**Requirement:**
Report back every line below that carries the word "title".

═══ Record set

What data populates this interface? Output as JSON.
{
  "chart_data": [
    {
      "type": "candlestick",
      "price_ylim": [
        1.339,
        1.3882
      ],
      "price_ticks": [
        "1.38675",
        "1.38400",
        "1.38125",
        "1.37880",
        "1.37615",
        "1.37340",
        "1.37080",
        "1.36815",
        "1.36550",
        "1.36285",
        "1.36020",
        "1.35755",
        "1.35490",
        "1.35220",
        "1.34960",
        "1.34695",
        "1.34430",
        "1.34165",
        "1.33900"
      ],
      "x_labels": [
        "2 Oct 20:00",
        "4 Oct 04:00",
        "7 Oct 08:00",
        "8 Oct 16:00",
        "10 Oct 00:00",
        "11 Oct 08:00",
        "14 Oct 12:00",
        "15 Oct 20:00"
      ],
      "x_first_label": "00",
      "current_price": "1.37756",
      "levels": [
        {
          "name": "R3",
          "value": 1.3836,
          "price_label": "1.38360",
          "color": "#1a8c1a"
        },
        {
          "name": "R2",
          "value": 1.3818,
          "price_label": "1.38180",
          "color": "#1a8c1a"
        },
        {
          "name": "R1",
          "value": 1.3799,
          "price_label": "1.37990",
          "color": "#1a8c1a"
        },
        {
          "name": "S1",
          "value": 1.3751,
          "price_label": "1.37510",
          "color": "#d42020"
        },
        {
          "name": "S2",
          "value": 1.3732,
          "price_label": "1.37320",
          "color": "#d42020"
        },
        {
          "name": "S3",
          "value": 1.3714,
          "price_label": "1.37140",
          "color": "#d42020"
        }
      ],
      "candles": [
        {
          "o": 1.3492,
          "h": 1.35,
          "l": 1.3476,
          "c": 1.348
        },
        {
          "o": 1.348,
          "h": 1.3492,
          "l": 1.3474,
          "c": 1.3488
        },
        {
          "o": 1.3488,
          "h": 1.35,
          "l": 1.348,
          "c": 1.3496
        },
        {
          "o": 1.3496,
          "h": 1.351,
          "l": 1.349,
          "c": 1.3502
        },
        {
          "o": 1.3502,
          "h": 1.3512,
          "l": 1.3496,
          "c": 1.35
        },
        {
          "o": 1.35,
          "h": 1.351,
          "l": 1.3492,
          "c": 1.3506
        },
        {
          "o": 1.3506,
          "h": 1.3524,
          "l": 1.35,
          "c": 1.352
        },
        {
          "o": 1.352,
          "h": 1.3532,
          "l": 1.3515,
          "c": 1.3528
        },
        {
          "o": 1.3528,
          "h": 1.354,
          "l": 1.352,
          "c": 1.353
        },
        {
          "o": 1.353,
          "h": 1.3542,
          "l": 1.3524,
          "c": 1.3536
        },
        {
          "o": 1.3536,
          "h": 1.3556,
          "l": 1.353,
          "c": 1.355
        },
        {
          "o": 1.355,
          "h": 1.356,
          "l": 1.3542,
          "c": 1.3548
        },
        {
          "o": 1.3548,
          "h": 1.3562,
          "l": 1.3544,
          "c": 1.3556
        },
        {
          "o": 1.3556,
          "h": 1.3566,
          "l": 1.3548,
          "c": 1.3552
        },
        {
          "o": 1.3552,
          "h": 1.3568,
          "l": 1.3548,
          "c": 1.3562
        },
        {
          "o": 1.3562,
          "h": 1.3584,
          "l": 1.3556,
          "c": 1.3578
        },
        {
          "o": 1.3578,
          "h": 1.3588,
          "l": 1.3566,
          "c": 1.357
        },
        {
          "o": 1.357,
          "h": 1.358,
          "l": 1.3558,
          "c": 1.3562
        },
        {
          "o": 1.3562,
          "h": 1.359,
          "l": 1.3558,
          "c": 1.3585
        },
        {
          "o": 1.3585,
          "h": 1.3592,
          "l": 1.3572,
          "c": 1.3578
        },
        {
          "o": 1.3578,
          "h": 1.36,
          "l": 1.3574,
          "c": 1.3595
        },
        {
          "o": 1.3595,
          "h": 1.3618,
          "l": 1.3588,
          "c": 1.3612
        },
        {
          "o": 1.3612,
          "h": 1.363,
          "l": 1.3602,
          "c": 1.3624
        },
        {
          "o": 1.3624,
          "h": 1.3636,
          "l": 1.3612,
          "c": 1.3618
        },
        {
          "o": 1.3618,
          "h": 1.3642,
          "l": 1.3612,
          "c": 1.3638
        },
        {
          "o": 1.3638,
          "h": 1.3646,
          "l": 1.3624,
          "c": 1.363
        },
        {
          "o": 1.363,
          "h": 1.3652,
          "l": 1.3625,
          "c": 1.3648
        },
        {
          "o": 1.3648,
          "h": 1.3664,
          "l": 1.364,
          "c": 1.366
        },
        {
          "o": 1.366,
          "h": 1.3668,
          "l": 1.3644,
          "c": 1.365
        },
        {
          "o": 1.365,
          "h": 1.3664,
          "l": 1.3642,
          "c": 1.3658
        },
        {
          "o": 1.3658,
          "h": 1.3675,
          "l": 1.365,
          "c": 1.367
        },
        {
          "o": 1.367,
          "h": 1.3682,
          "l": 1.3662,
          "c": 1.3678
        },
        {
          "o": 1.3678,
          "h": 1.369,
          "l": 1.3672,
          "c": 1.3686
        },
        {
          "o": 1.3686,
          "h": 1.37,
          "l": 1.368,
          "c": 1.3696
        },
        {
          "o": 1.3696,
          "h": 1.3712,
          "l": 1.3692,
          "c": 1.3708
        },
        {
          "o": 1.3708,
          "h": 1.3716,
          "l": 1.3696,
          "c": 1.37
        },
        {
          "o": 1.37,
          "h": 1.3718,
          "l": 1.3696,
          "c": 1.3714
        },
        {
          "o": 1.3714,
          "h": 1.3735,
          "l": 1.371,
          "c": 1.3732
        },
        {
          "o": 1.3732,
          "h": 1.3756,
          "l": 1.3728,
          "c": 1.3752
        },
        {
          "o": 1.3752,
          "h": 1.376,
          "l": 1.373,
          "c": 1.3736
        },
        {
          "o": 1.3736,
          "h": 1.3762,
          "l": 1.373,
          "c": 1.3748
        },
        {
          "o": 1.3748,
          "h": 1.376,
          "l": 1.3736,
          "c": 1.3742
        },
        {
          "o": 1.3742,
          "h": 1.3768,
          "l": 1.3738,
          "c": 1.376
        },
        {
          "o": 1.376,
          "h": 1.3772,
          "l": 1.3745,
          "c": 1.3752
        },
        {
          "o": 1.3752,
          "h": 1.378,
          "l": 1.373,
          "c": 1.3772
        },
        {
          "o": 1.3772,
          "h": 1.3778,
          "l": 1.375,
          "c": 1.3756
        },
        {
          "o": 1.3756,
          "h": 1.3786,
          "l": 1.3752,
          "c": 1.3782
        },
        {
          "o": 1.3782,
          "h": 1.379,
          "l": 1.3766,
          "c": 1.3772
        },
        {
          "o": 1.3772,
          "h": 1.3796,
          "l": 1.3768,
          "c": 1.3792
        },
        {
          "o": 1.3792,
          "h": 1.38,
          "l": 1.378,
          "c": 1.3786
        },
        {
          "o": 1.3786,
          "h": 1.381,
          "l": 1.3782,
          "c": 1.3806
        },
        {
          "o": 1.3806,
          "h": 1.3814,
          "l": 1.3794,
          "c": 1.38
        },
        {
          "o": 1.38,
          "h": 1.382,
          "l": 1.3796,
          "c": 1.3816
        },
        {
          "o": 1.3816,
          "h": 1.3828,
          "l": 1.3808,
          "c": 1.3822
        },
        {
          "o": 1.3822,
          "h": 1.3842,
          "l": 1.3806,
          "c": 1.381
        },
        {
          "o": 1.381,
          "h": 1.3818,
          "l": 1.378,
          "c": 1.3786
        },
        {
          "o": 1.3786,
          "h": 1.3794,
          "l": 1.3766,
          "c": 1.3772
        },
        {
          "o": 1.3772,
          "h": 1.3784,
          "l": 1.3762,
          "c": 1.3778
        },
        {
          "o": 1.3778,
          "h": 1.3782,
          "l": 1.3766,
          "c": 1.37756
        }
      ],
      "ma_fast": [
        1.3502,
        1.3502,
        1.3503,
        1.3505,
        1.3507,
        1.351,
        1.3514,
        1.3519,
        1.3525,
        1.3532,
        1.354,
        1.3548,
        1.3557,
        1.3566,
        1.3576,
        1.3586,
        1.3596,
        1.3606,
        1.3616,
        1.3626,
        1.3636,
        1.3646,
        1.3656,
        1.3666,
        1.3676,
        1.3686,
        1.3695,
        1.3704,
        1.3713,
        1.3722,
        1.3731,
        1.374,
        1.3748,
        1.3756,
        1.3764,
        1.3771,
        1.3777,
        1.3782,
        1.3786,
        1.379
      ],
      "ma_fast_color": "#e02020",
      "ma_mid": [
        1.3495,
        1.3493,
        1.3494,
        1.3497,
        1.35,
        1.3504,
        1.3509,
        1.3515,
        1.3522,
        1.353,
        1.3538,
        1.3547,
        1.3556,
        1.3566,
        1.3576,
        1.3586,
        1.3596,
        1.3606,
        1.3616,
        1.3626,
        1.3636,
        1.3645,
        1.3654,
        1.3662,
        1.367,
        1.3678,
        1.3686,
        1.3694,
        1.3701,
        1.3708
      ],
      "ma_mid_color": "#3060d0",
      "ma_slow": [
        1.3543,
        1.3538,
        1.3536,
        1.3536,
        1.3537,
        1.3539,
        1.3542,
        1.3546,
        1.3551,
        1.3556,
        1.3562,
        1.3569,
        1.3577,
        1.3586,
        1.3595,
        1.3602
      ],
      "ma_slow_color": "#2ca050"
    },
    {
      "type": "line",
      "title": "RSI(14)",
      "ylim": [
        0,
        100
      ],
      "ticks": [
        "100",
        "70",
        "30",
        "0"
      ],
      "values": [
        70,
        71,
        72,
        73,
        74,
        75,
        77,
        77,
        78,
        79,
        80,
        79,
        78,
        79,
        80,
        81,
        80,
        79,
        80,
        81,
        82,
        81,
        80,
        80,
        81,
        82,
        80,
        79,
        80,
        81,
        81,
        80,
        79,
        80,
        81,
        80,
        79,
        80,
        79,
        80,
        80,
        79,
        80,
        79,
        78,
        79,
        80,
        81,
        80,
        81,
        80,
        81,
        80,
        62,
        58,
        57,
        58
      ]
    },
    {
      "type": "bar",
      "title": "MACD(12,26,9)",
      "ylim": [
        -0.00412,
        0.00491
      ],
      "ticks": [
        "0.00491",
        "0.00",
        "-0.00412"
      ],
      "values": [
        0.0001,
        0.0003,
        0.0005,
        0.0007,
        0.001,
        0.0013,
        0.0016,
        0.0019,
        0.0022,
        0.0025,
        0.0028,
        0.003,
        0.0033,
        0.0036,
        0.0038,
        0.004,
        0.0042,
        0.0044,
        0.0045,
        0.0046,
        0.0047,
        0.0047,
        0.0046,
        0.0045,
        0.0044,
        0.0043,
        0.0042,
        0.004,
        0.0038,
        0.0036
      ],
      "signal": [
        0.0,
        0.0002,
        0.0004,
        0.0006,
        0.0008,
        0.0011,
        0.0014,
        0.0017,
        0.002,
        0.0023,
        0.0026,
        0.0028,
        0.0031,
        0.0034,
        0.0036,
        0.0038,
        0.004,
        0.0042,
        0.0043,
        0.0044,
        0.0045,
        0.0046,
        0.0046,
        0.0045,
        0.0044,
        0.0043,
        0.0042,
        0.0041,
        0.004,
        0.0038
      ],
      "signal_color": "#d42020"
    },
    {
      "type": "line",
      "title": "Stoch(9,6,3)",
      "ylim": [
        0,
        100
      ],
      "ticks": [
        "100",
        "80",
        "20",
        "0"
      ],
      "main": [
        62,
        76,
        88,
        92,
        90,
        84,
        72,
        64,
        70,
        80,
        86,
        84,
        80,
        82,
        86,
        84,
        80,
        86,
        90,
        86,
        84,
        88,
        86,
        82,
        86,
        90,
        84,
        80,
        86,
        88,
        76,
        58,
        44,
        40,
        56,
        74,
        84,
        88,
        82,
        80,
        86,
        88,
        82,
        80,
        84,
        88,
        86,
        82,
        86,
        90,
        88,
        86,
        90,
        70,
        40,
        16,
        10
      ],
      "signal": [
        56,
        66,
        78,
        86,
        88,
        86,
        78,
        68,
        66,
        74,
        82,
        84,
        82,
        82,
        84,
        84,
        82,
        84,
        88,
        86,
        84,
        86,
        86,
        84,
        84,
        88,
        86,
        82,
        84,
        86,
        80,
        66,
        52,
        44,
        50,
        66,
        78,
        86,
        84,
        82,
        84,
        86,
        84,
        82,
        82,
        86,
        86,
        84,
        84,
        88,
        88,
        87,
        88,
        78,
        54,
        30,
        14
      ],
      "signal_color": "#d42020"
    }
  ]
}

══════

**Response for this exercise:**
      "title": "RSI(14)",
      "title": "MACD(12,26,9)",
      "title": "Stoch(9,6,3)",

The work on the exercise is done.